Say to yourself, “I am in charge of how I feel.” Try to notice when you make statements that give others control of your emotions. With your observations, pay attention to who has control of your feelings if it’s not you. Many times, we have a certain person we give control to. It’s usually a parent, partner, or child- someone close to us who knows how to push our buttons.

Carefully consider how you are going to take back control of your emotions. When you are feeling calm and separated from the situation, look back and try to figure out what you really want and come up with a way to ask for what you need without giving up control of your emotions. Whether you need better communication, firmer boundaries, or just some peace and quiet, you are the only one in charge of your emotions and you are the one responsible for making sure you get your needs met.

Just like you can’t control others, they can’t really control you- it just seems like they can sometimes. Others can’t read your mind to know what you want out of a situation, you need to ask for what you want in a way that doesn’t blame them for what you’re feeling.

Protecting Your Children From Predators

With all the news about sexual abuse in schools, how can you keep your kids safe?

This morning, I opened the news to see that yet another sexual predator was caught. This time it was a woman- a school administrator at a local private school. A few months ago, a male teacher was reported. Before that, a female teacher. Before that, a special education aide.

School is not necessarily a safe place, but your children are legally required to attend. And unless you pull them out of school and decide to homeschool your children, you have to trust the administration and staff to be decent, non-abusive people. As we have seen, both public and private schools have problems with sexual abuse.

So what can you do as a parent or caregiver to make sure your child is safe?

Talk to them about abuse. Sit down with your child and tell them that there are adults out there who hurt children and touch them on their private parts or ask the kids to touch the adult’s private parts. Make sure they know that they should tell you if it happens to them or someone they know and it’s never something to keep secret.

Tell them that those adults are wrong to do that to kids, that it’s never the kid’s fault, and we can’t catch the bad adults without kids telling someone when it happens.

Tell them that abuse can happen from strangers, but also from adults at school or other children or even from family members. It’s not okay no matter who is the abuser.

Tell them that the bad adults know what they’re doing is wrong and they lie to kids to make them too scared to tell. Bad adults tell kids that nobody will believe them if they tell, or that the adult will hurt their pet or friend or sibling if they tell. Make sure your child knows that those are lies- that when a child tells a good adult about abuse, the abuser is the one who gets in trouble and that the good adults will make sure the child’s pets and friends and siblings are safe too.
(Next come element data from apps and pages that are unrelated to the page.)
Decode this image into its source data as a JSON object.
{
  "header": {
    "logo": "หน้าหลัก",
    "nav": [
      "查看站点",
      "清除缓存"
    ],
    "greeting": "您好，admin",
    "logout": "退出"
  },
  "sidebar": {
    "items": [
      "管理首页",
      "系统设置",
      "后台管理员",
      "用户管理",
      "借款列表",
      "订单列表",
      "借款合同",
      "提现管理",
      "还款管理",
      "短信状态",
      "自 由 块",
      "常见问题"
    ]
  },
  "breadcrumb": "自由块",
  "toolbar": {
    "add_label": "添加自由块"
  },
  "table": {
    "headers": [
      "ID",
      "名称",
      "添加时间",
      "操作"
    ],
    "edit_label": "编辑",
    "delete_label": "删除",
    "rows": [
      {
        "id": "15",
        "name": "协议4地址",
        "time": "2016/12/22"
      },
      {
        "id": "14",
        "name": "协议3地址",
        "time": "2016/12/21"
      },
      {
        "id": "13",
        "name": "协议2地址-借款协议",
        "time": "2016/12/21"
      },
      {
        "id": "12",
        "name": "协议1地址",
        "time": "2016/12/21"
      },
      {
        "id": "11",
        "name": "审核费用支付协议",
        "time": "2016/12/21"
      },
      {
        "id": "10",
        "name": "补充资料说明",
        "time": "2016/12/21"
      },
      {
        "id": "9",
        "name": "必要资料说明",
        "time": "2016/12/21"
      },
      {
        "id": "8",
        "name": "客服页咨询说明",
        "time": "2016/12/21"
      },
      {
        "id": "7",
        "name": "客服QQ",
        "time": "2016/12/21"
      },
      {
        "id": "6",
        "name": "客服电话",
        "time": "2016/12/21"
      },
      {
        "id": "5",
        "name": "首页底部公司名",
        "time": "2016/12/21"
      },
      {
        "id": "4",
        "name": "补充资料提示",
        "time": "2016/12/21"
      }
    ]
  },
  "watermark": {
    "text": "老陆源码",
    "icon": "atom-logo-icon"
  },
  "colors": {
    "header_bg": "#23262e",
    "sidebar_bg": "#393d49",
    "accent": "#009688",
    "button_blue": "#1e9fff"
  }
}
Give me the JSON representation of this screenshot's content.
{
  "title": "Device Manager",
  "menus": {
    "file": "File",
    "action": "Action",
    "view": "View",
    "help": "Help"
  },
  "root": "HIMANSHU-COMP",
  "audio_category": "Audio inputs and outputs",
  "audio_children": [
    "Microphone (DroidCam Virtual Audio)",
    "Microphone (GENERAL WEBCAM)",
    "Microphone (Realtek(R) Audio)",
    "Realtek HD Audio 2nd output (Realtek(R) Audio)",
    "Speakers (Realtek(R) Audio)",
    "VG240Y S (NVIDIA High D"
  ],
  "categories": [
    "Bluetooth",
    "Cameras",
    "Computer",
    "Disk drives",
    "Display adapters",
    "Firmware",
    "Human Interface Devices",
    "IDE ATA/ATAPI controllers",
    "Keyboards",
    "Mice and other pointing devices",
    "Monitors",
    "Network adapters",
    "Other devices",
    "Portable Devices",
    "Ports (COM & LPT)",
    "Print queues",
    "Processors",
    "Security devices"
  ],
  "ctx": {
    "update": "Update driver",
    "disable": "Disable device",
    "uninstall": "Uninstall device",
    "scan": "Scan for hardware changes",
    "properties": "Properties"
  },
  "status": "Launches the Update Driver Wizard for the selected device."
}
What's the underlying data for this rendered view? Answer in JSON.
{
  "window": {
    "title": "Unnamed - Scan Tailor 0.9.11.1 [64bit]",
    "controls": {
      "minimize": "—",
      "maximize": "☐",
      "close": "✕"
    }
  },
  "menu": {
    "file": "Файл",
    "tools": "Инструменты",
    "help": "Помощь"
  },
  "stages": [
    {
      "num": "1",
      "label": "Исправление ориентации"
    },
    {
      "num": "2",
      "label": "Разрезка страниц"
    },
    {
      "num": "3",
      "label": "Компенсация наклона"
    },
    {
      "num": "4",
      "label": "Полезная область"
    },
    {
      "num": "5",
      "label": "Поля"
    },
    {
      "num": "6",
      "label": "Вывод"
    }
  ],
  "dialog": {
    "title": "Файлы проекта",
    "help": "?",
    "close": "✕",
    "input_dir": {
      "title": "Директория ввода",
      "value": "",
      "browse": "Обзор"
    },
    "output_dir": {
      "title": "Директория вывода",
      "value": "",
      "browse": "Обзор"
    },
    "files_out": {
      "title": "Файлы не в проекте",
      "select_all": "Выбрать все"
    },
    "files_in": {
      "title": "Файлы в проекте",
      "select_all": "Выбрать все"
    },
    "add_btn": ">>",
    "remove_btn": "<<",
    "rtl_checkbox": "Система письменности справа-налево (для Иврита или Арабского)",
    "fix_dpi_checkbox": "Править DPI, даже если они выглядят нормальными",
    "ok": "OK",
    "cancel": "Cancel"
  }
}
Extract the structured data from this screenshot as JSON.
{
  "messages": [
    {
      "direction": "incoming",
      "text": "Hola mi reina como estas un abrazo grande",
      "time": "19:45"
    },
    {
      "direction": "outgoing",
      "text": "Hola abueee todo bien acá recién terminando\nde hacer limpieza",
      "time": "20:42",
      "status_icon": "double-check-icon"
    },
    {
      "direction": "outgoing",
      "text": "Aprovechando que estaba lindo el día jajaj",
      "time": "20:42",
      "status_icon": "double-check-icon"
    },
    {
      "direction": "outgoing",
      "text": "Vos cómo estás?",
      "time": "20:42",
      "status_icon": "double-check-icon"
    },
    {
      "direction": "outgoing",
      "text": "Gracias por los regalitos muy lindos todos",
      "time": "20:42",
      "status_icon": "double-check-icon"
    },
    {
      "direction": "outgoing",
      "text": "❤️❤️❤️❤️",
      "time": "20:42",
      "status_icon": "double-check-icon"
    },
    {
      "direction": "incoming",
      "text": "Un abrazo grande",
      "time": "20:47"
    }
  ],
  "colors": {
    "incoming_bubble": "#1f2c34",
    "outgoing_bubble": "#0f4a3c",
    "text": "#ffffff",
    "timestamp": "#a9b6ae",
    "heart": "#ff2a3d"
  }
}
Tell your child it’s okay to talk to you if someone does something that makes them feel uncomfortable. Tell them that you’ll believe them and mean it. Believe them even if they name someone you think wouldn’t be an abuser- abusers often groom the parents as much as the kids, making themselves into someone you’d absolutely trust with your children.

If your child does say that someone abused them or someone they know, call the police immediately. You don’t have to verify their claim, confront the abuser, or even be certain that it happened. The police will work with child protective services to conduct an interview of everyone involved. Their interviewers are trained in how to ask children about sexual abuse, and the police will make sure the kids are safe until the investigation can be completed.